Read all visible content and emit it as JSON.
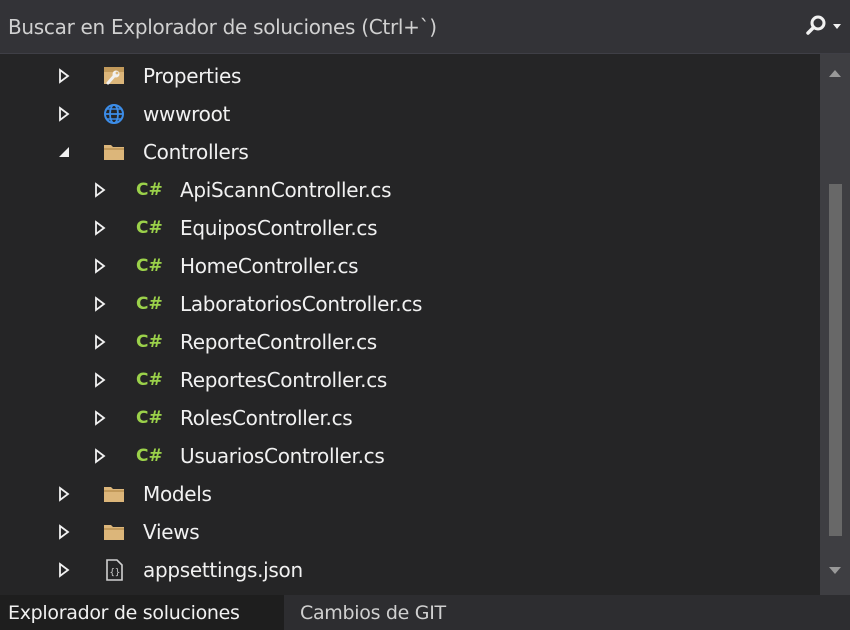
{
  "search": {
    "placeholder": "Buscar en Explorador de soluciones (Ctrl+`)",
    "icon": "search-icon"
  },
  "tree": {
    "items": [
      {
        "label": "Properties",
        "icon": "properties-wrench-icon",
        "expanded": false
      },
      {
        "label": "wwwroot",
        "icon": "globe-icon",
        "expanded": false
      },
      {
        "label": "Controllers",
        "icon": "folder-icon",
        "expanded": true
      },
      {
        "label": "ApiScannController.cs",
        "icon": "csharp-file-icon",
        "icon_text": "C#",
        "expanded": false
      },
      {
        "label": "EquiposController.cs",
        "icon": "csharp-file-icon",
        "icon_text": "C#",
        "expanded": false
      },
      {
        "label": "HomeController.cs",
        "icon": "csharp-file-icon",
        "icon_text": "C#",
        "expanded": false
      },
      {
        "label": "LaboratoriosController.cs",
        "icon": "csharp-file-icon",
        "icon_text": "C#",
        "expanded": false
      },
      {
        "label": "ReporteController.cs",
        "icon": "csharp-file-icon",
        "icon_text": "C#",
        "expanded": false
      },
      {
        "label": "ReportesController.cs",
        "icon": "csharp-file-icon",
        "icon_text": "C#",
        "expanded": false
      },
      {
        "label": "RolesController.cs",
        "icon": "csharp-file-icon",
        "icon_text": "C#",
        "expanded": false
      },
      {
        "label": "UsuariosController.cs",
        "icon": "csharp-file-icon",
        "icon_text": "C#",
        "expanded": false
      },
      {
        "label": "Models",
        "icon": "folder-icon",
        "expanded": false
      },
      {
        "label": "Views",
        "icon": "folder-icon",
        "expanded": false
      },
      {
        "label": "appsettings.json",
        "icon": "json-file-icon",
        "expanded": false
      }
    ]
  },
  "tabs": [
    {
      "label": "Explorador de soluciones",
      "active": true
    },
    {
      "label": "Cambios de GIT",
      "active": false
    }
  ],
  "colors": {
    "background": "#252526",
    "search_bar": "#333337",
    "text": "#f1f1f1",
    "csharp_icon": "#9bd14a",
    "folder": "#dcb67a",
    "globe": "#3c8de8"
  }
}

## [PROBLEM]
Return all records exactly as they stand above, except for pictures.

## [TASK RESPONSE]
Read all visible content and emit it as JSON.
{
  "search": {
    "placeholder": "Buscar en Explorador de soluciones (Ctrl+`)",
    "icon": "search-icon"
  },
  "tree": {
    "items": [
      {
        "label": "Properties",
        "icon": "properties-wrench-icon",
        "expanded": false
      },
      {
        "label": "wwwroot",
        "icon": "globe-icon",
        "expanded": false
      },
      {
        "label": "Controllers",
        "icon": "folder-icon",
        "expanded": true
      },
      {
        "label": "ApiScannController.cs",
        "icon": "csharp-file-icon",
        "icon_text": "C#",
        "expanded": false
      },
      {
        "label": "EquiposController.cs",
        "icon": "csharp-file-icon",
        "icon_text": "C#",
        "expanded": false
      },
      {
        "label": "HomeController.cs",
        "icon": "csharp-file-icon",
        "icon_text": "C#",
        "expanded": false
      },
      {
        "label": "LaboratoriosController.cs",
        "icon": "csharp-file-icon",
        "icon_text": "C#",
        "expanded": false
      },
      {
        "label": "ReporteController.cs",
        "icon": "csharp-file-icon",
        "icon_text": "C#",
        "expanded": false
      },
      {
        "label": "ReportesController.cs",
        "icon": "csharp-file-icon",
        "icon_text": "C#",
        "expanded": false
      },
      {
        "label": "RolesController.cs",
        "icon": "csharp-file-icon",
        "icon_text": "C#",
        "expanded": false
      },
      {
        "label": "UsuariosController.cs",
        "icon": "csharp-file-icon",
        "icon_text": "C#",
        "expanded": false
      },
      {
        "label": "Models",
        "icon": "folder-icon",
        "expanded": false
      },
      {
        "label": "Views",
        "icon": "folder-icon",
        "expanded": false
      },
      {
        "label": "appsettings.json",
        "icon": "json-file-icon",
        "expanded": false
      }
    ]
  },
  "tabs": [
    {
      "label": "Explorador de soluciones",
      "active": true
    },
    {
      "label": "Cambios de GIT",
      "active": false
    }
  ],
  "colors": {
    "background": "#252526",
    "search_bar": "#333337",
    "text": "#f1f1f1",
    "csharp_icon": "#9bd14a",
    "folder": "#dcb67a",
    "globe": "#3c8de8"
  }
}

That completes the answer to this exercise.